--- GIVEN DATA Enclosed Below ---

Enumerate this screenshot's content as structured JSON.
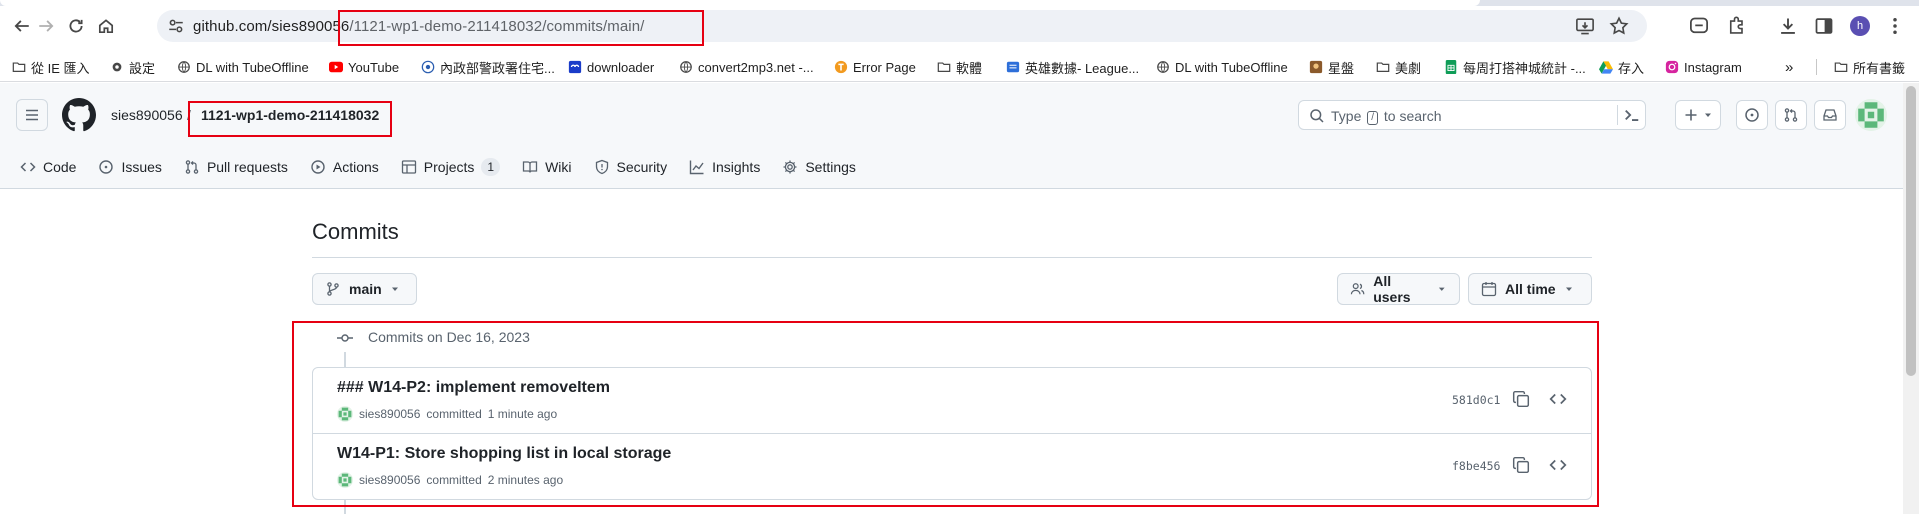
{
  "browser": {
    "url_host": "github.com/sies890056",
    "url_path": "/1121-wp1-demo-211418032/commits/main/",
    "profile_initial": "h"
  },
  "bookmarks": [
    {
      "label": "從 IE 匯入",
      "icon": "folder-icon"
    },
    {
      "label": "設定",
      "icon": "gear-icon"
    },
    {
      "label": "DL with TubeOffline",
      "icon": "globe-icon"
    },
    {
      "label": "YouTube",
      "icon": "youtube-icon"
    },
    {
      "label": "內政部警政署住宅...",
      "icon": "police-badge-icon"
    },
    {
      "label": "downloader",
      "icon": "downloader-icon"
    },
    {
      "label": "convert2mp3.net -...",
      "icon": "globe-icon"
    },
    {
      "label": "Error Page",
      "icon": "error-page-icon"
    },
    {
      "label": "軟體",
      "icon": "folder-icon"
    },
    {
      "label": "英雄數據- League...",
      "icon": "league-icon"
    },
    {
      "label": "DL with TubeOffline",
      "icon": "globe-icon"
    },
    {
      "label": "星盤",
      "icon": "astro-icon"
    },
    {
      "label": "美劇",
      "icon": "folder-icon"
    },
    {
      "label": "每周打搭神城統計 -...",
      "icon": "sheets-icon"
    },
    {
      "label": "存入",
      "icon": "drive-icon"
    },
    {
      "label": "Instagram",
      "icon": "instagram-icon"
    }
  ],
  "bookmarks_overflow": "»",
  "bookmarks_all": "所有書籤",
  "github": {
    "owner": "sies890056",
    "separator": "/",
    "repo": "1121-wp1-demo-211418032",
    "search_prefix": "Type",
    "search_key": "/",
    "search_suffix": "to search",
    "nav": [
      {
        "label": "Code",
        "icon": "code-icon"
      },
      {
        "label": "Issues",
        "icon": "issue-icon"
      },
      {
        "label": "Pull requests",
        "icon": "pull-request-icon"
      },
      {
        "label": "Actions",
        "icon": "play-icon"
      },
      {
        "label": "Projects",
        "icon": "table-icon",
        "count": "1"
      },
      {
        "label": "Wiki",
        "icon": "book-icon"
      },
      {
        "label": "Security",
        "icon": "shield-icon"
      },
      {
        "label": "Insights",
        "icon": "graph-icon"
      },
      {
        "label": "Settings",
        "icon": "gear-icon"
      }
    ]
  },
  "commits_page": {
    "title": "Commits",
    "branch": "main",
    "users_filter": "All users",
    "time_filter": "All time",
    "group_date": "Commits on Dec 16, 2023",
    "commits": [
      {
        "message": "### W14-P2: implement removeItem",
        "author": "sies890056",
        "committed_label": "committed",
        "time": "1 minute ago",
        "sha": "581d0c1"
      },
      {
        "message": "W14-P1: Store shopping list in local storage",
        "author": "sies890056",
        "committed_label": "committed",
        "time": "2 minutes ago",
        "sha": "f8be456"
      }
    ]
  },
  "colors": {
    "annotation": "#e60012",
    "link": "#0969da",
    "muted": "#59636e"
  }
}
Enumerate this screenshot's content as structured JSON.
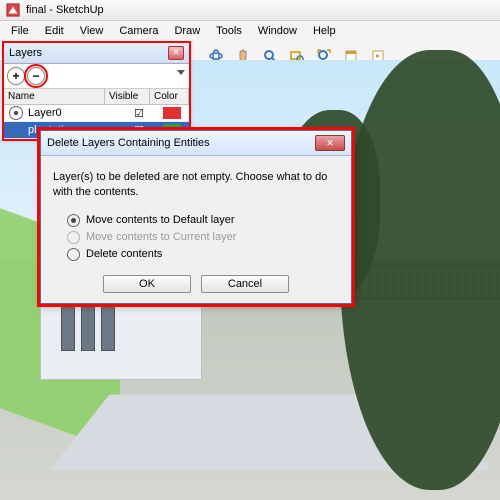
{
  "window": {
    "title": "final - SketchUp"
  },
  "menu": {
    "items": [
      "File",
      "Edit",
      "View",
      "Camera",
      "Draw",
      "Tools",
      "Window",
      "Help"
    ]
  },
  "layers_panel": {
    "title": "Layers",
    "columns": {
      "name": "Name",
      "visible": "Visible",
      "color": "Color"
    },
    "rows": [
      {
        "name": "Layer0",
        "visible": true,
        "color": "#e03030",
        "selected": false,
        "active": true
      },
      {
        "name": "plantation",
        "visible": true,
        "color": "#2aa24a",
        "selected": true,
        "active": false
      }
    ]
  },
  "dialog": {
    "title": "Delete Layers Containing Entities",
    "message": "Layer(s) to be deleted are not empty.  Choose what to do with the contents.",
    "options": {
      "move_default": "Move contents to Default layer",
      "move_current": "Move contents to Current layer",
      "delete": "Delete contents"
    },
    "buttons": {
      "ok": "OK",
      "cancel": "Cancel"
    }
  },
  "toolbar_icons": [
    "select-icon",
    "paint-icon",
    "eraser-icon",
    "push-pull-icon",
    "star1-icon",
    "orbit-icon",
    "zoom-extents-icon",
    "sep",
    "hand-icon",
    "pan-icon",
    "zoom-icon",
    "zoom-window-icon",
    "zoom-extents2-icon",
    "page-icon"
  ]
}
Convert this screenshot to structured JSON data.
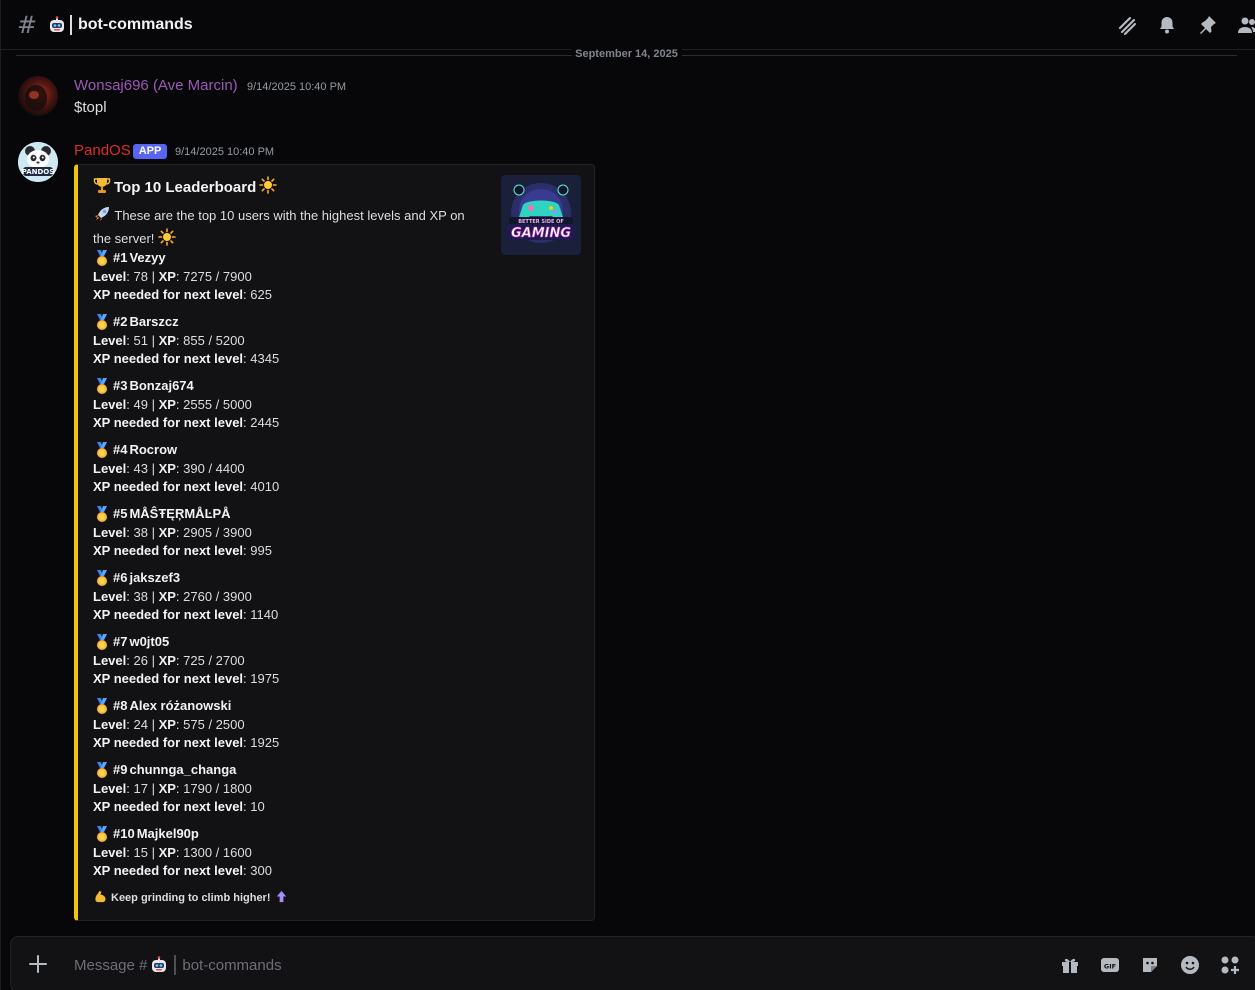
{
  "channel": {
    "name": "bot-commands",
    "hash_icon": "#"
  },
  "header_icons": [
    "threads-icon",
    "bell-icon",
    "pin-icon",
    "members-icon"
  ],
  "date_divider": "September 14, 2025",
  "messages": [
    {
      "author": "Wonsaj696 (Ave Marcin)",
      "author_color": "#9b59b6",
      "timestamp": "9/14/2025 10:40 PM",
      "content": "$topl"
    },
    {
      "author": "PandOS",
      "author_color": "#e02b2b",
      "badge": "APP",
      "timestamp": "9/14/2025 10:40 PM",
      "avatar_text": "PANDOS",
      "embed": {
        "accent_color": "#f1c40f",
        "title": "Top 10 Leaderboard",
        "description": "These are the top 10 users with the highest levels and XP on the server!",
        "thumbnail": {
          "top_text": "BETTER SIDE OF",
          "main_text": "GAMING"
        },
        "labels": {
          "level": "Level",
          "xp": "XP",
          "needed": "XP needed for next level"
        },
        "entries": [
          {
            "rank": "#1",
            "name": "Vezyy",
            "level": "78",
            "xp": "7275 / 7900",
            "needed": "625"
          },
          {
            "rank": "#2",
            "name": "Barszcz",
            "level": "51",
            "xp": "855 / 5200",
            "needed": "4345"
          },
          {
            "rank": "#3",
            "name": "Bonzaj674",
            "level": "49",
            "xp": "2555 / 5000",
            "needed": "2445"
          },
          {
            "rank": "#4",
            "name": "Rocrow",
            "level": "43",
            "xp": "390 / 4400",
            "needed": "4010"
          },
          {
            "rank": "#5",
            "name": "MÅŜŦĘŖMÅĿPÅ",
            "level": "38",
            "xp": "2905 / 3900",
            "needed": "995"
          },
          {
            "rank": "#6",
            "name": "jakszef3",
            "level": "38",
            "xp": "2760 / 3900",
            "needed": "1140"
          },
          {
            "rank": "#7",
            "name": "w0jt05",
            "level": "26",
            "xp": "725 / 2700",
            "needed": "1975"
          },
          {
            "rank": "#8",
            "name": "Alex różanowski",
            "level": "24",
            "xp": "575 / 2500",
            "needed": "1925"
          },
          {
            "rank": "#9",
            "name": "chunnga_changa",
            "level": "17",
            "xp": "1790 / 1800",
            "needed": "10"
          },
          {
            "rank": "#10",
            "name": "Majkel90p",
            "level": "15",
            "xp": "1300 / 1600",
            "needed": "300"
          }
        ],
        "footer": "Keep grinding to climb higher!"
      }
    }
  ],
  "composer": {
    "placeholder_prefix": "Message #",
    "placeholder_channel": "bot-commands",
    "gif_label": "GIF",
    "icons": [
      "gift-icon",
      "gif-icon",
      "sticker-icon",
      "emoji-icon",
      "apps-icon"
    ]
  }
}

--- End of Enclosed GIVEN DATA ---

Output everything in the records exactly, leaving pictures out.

Enumerate this screenshot's content as structured JSON.
{
  "browser": {
    "url_host": "github.com/sies890056",
    "url_path": "/1121-wp1-demo-211418032/commits/main/",
    "profile_initial": "h"
  },
  "bookmarks": [
    {
      "label": "從 IE 匯入",
      "icon": "folder-icon"
    },
    {
      "label": "設定",
      "icon": "gear-icon"
    },
    {
      "label": "DL with TubeOffline",
      "icon": "globe-icon"
    },
    {
      "label": "YouTube",
      "icon": "youtube-icon"
    },
    {
      "label": "內政部警政署住宅...",
      "icon": "police-badge-icon"
    },
    {
      "label": "downloader",
      "icon": "downloader-icon"
    },
    {
      "label": "convert2mp3.net -...",
      "icon": "globe-icon"
    },
    {
      "label": "Error Page",
      "icon": "error-page-icon"
    },
    {
      "label": "軟體",
      "icon": "folder-icon"
    },
    {
      "label": "英雄數據- League...",
      "icon": "league-icon"
    },
    {
      "label": "DL with TubeOffline",
      "icon": "globe-icon"
    },
    {
      "label": "星盤",
      "icon": "astro-icon"
    },
    {
      "label": "美劇",
      "icon": "folder-icon"
    },
    {
      "label": "每周打搭神城統計 -...",
      "icon": "sheets-icon"
    },
    {
      "label": "存入",
      "icon": "drive-icon"
    },
    {
      "label": "Instagram",
      "icon": "instagram-icon"
    }
  ],
  "bookmarks_overflow": "»",
  "bookmarks_all": "所有書籤",
  "github": {
    "owner": "sies890056",
    "separator": "/",
    "repo": "1121-wp1-demo-211418032",
    "search_prefix": "Type",
    "search_key": "/",
    "search_suffix": "to search",
    "nav": [
      {
        "label": "Code",
        "icon": "code-icon"
      },
      {
        "label": "Issues",
        "icon": "issue-icon"
      },
      {
        "label": "Pull requests",
        "icon": "pull-request-icon"
      },
      {
        "label": "Actions",
        "icon": "play-icon"
      },
      {
        "label": "Projects",
        "icon": "table-icon",
        "count": "1"
      },
      {
        "label": "Wiki",
        "icon": "book-icon"
      },
      {
        "label": "Security",
        "icon": "shield-icon"
      },
      {
        "label": "Insights",
        "icon": "graph-icon"
      },
      {
        "label": "Settings",
        "icon": "gear-icon"
      }
    ]
  },
  "commits_page": {
    "title": "Commits",
    "branch": "main",
    "users_filter": "All users",
    "time_filter": "All time",
    "group_date": "Commits on Dec 16, 2023",
    "commits": [
      {
        "message": "### W14-P2: implement removeItem",
        "author": "sies890056",
        "committed_label": "committed",
        "time": "1 minute ago",
        "sha": "581d0c1"
      },
      {
        "message": "W14-P1: Store shopping list in local storage",
        "author": "sies890056",
        "committed_label": "committed",
        "time": "2 minutes ago",
        "sha": "f8be456"
      }
    ]
  },
  "colors": {
    "annotation": "#e60012",
    "link": "#0969da",
    "muted": "#59636e"
  }
}
Enumerate this screenshot's content as structured JSON.
{
  "window": {
    "title": "final - SketchUp"
  },
  "menu": {
    "items": [
      "File",
      "Edit",
      "View",
      "Camera",
      "Draw",
      "Tools",
      "Window",
      "Help"
    ]
  },
  "layers_panel": {
    "title": "Layers",
    "columns": {
      "name": "Name",
      "visible": "Visible",
      "color": "Color"
    },
    "rows": [
      {
        "name": "Layer0",
        "visible": true,
        "color": "#e03030",
        "selected": false,
        "active": true
      },
      {
        "name": "plantation",
        "visible": true,
        "color": "#2aa24a",
        "selected": true,
        "active": false
      }
    ]
  },
  "dialog": {
    "title": "Delete Layers Containing Entities",
    "message": "Layer(s) to be deleted are not empty.  Choose what to do with the contents.",
    "options": {
      "move_default": "Move contents to Default layer",
      "move_current": "Move contents to Current layer",
      "delete": "Delete contents"
    },
    "buttons": {
      "ok": "OK",
      "cancel": "Cancel"
    }
  },
  "toolbar_icons": [
    "select-icon",
    "paint-icon",
    "eraser-icon",
    "push-pull-icon",
    "star1-icon",
    "orbit-icon",
    "zoom-extents-icon",
    "sep",
    "hand-icon",
    "pan-icon",
    "zoom-icon",
    "zoom-window-icon",
    "zoom-extents2-icon",
    "page-icon"
  ]
}
Convert this screenshot to structured JSON data.
{
  "channel": {
    "name": "bot-commands",
    "hash_icon": "#"
  },
  "header_icons": [
    "threads-icon",
    "bell-icon",
    "pin-icon",
    "members-icon"
  ],
  "date_divider": "September 14, 2025",
  "messages": [
    {
      "author": "Wonsaj696 (Ave Marcin)",
      "author_color": "#9b59b6",
      "timestamp": "9/14/2025 10:40 PM",
      "content": "$topl"
    },
    {
      "author": "PandOS",
      "author_color": "#e02b2b",
      "badge": "APP",
      "timestamp": "9/14/2025 10:40 PM",
      "avatar_text": "PANDOS",
      "embed": {
        "accent_color": "#f1c40f",
        "title": "Top 10 Leaderboard",
        "description": "These are the top 10 users with the highest levels and XP on the server!",
        "thumbnail": {
          "top_text": "BETTER SIDE OF",
          "main_text": "GAMING"
        },
        "labels": {
          "level": "Level",
          "xp": "XP",
          "needed": "XP needed for next level"
        },
        "entries": [
          {
            "rank": "#1",
            "name": "Vezyy",
            "level": "78",
            "xp": "7275 / 7900",
            "needed": "625"
          },
          {
            "rank": "#2",
            "name": "Barszcz",
            "level": "51",
            "xp": "855 / 5200",
            "needed": "4345"
          },
          {
            "rank": "#3",
            "name": "Bonzaj674",
            "level": "49",
            "xp": "2555 / 5000",
            "needed": "2445"
          },
          {
            "rank": "#4",
            "name": "Rocrow",
            "level": "43",
            "xp": "390 / 4400",
            "needed": "4010"
          },
          {
            "rank": "#5",
            "name": "MÅŜŦĘŖMÅĿPÅ",
            "level": "38",
            "xp": "2905 / 3900",
            "needed": "995"
          },
          {
            "rank": "#6",
            "name": "jakszef3",
            "level": "38",
            "xp": "2760 / 3900",
            "needed": "1140"
          },
          {
            "rank": "#7",
            "name": "w0jt05",
            "level": "26",
            "xp": "725 / 2700",
            "needed": "1975"
          },
          {
            "rank": "#8",
            "name": "Alex różanowski",
            "level": "24",
            "xp": "575 / 2500",
            "needed": "1925"
          },
          {
            "rank": "#9",
            "name": "chunnga_changa",
            "level": "17",
            "xp": "1790 / 1800",
            "needed": "10"
          },
          {
            "rank": "#10",
            "name": "Majkel90p",
            "level": "15",
            "xp": "1300 / 1600",
            "needed": "300"
          }
        ],
        "footer": "Keep grinding to climb higher!"
      }
    }
  ],
  "composer": {
    "placeholder_prefix": "Message #",
    "placeholder_channel": "bot-commands",
    "gif_label": "GIF",
    "icons": [
      "gift-icon",
      "gif-icon",
      "sticker-icon",
      "emoji-icon",
      "apps-icon"
    ]
  }
}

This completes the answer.